Let us consider this query for sum movie rental revenue one before de-normalizing database to star schema, and one after de-normalizing, To know performance difference between two cases.
To get the film title with the sum of the sales amount for each film, We will join the film and payment table using the rental and inventory table. payment -> rental -> inventory -> film
- For better understanding look at our 3NF schema above.
SELECT F.TITLE, SUM(P.AMOUNT) AS REVENUE FROM PAYMENT P JOIN RENTAL R ON ( P.RENTAL_ID = R.RENTAL_ID ) JOIN INVENTORY I ON ( R.INVENTORY_ID = I.INVENTORY_ID ) JOIN FILM F ON ( I.FILM_ID = F.FILM_ID ) GROUP BY F.TITLE;
like we see here, We need 3 joins operations, Which will increase query processing time, and harm our performance. We will consider our modified query after de-normalizing our database to star schema, So let us start.
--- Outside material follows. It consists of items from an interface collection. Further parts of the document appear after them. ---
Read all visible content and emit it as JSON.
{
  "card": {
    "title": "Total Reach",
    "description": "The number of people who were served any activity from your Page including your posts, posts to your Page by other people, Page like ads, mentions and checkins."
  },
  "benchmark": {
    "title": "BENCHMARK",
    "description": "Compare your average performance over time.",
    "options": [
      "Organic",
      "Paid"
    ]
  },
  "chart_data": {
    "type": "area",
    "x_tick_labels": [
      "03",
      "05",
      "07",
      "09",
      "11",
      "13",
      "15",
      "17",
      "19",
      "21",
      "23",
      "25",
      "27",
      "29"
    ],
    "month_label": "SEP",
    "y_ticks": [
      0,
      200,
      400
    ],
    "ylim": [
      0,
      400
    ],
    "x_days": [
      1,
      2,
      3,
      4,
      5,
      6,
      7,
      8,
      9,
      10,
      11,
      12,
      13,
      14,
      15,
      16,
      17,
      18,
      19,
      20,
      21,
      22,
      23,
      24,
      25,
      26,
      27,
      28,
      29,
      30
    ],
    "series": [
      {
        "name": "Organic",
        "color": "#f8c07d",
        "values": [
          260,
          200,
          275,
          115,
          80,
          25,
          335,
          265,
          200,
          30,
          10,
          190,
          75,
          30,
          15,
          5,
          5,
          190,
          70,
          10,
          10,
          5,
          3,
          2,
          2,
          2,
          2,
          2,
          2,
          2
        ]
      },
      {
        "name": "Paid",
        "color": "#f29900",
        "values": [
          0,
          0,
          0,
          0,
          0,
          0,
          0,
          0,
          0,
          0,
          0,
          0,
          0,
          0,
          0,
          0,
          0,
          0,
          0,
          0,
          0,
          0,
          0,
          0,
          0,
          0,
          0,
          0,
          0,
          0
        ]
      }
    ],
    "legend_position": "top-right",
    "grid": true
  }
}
We need to make a dimensional model (Star schema) from this 3NF Sakila schema, to help decision-makers in Sakila to analyze sales data and aggregated it easily with low Query processing time, and high performance. We will generate our dimensions using response to these questions:
- Who? customers.
- Where? store.
- What? film
- When? date.
Let’s start creating our star schema:
- we will create customer dimension using customer, address, city, country and rental tables.
- We will create store dimension using store, staff, address, city, country and rental tables..
- We will create movie dimension using film table, rental table and language table.
- We will create date dimension using payment_date from payment table.
then, we will create our fact table that will contain: foreign key for each dimension of our dimensions, and sales_amount.
- factsales(saleskey, customerKey, storekey, moviekey, datekey, sales_amount)
Our Star Schema
Let us consider the Movie rental revenue query again.Now, If we need to get the film title with the sum of the sales amount for each film, We will join dimmovie with factsales directly.dimmovie -> factsales.
SELECT M.TITLE, SUM(S.SALES_AMOUNT) AS REVENUE FROM FACTSALES S JOIN DIMMOVIE M ON ( S.MOVIEKEY = M.MOVIEKEY ) GROUP BY M.TITLE;
Like we see here, We need only 1 join operation, it does have a very better performance than our normalized query (3 joins), retrieved faster, and has less query processing time.
De-normalization aims to add redundancy to your database for better performance, It also a great optimization technique that will help you to decrease query processing time. with drawbacks of reducing the integrity of your system, slowing data manipulation operations, and need more space for storing redundant data.